A Mexican judge expected to hand down rulings for cases on some top drug lords died at the hands of a professional assassin. The murder has sparked outrage among public officials in the country who have demanded an investigation.
The murder took place Monday, early morning in a wealthy neighborhood in Ecatepec, not far from Mexico City. Breitbart Texas obtained a copy of the video that shows when the assassin, wearing black clothing, runs up to Judge Vicente Bermudez in order to shoot him in the head.
The video purports to show Bermudez collapse after being shot. The assassin simply turns around and runs away thereafter. Another man in dark pants and a white shirt appears to run alongside the assassin. Bermudez had been jogging without any security escort at the time of his murder. The video does not reveal the type of pistol used by the assassin. Unlike the United States, the purchase of weapons is controlled by the Mexican Army. Currently, Mexican citizens can only purchase hunting weapons such as bolt-action rifles, pump shotguns and .22 caliber pistols. Only criminals, military, and police forces carry weapons in Mexico.

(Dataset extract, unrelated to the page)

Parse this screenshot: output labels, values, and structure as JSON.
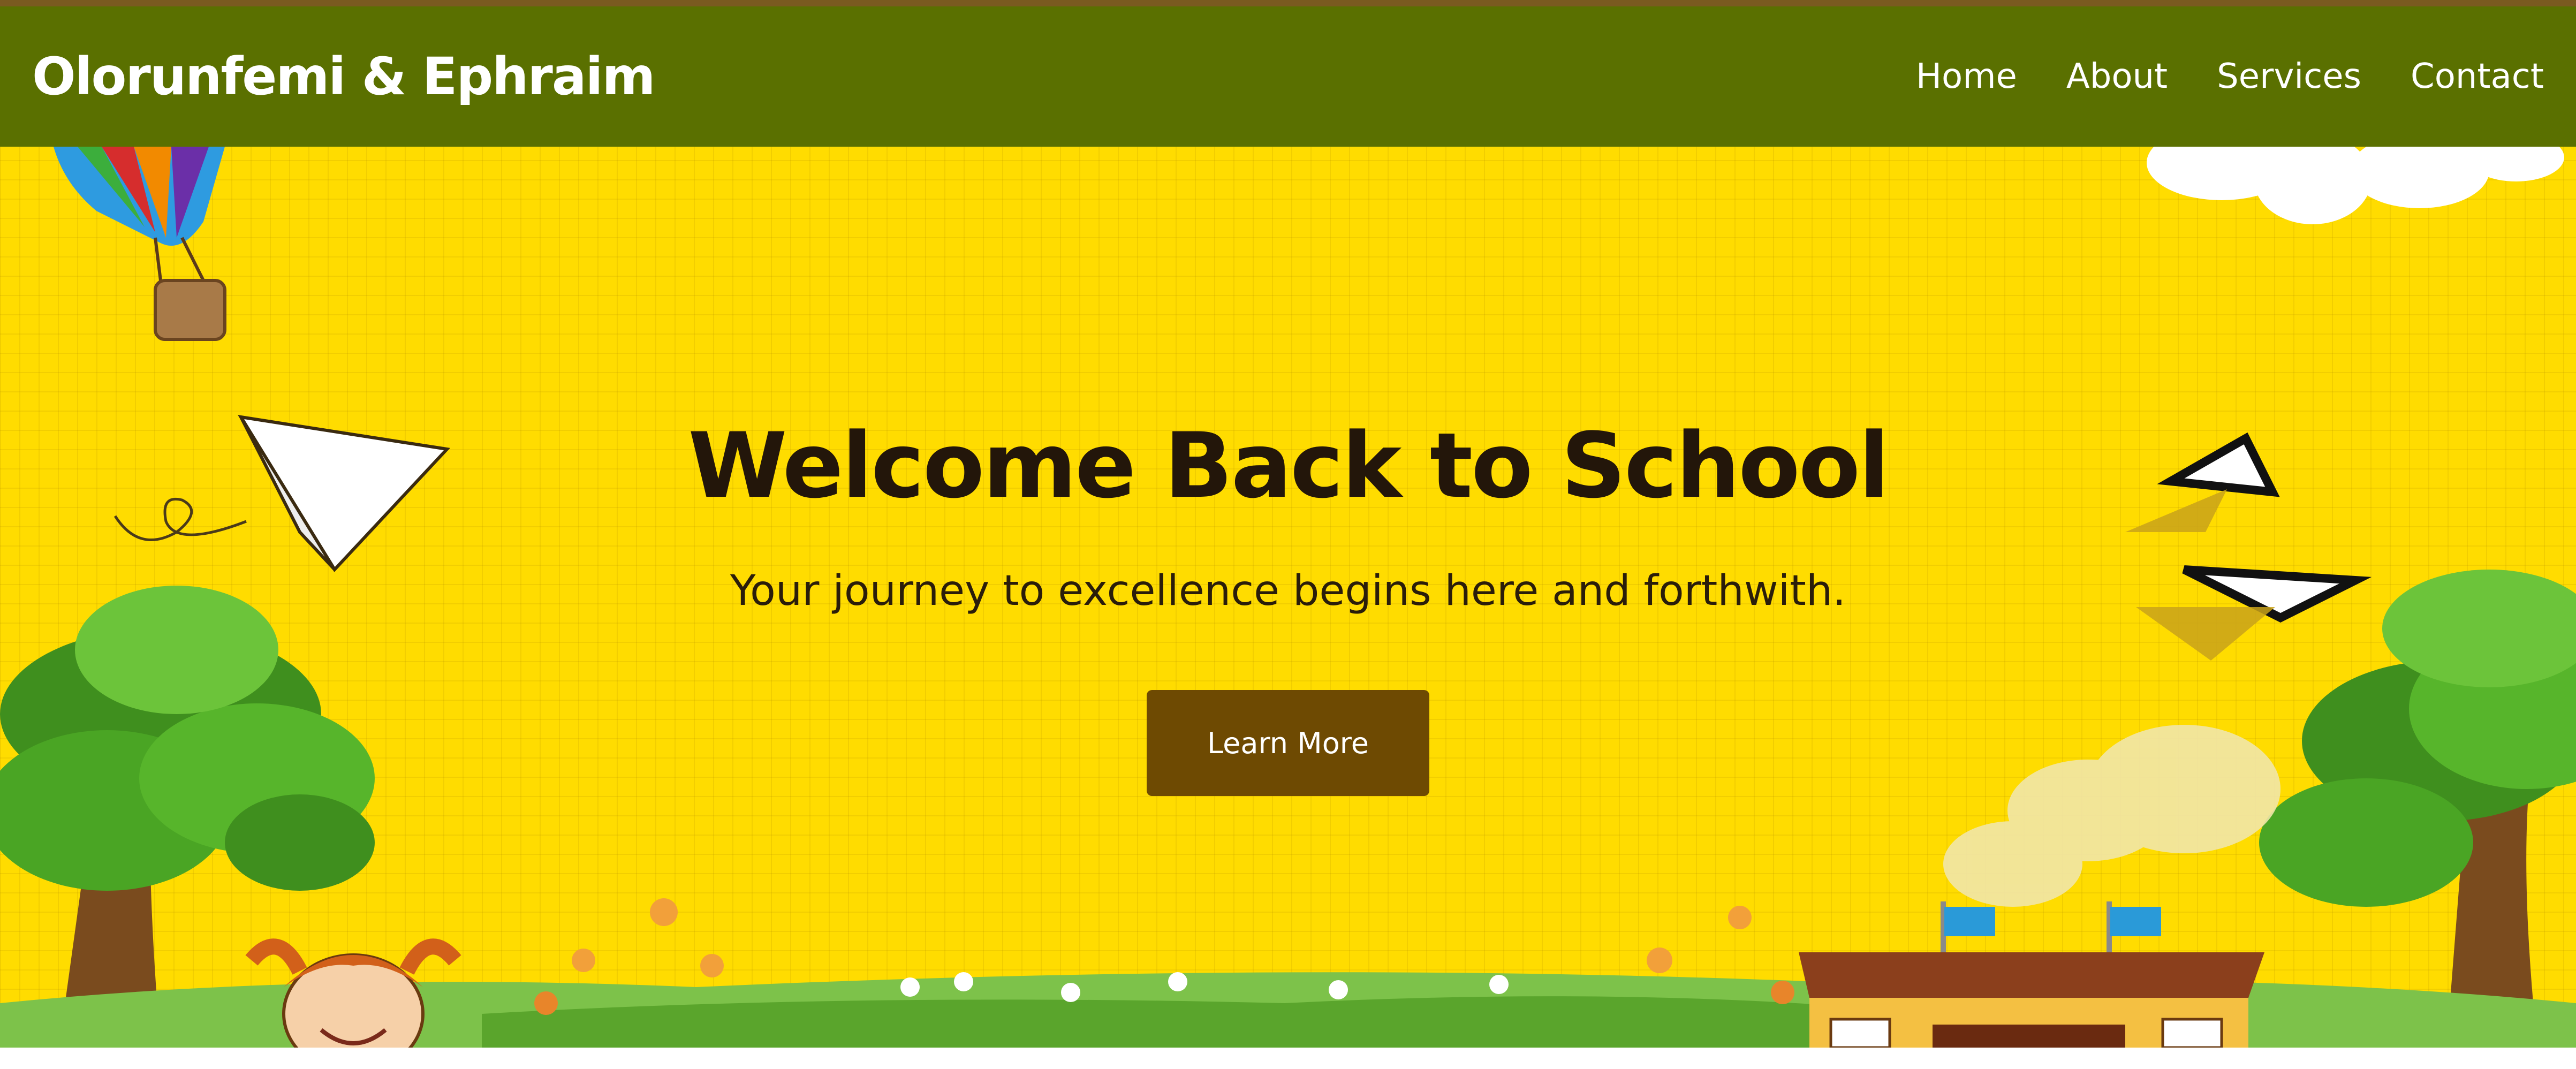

While government officials have not named a suspect in the murder, Bermudez’s court docket proved to be a who’s who of the Mexican underworld. The judge was expected to issue rulings on challenges to the extradition of Joaquin “El Chapo” Guzman Loera, the leader of the Sinaloa Cartel, which is considered by the U.S. Drug Enforcement Agency to be the most powerful cartel in the world. Bermudez also handled some of the challenges filed by the attorneys of the top leader for the Los Zetas Cartel, Miguel Angel “El 40” Treviño Morales. The judge also heard cases tied to the prosecution of Mario “El Gordo” Cardenas Guillen, who at one time was the leader of the Gulf Cartel.
The high-profile assassination led to Mexican president Enrique Peña Nieto to call for federal authorities to take over the murder investigation. In Mexico, violent cases are usually investigated and prosecuted at the state level.
Tony Aranda contributed to this report.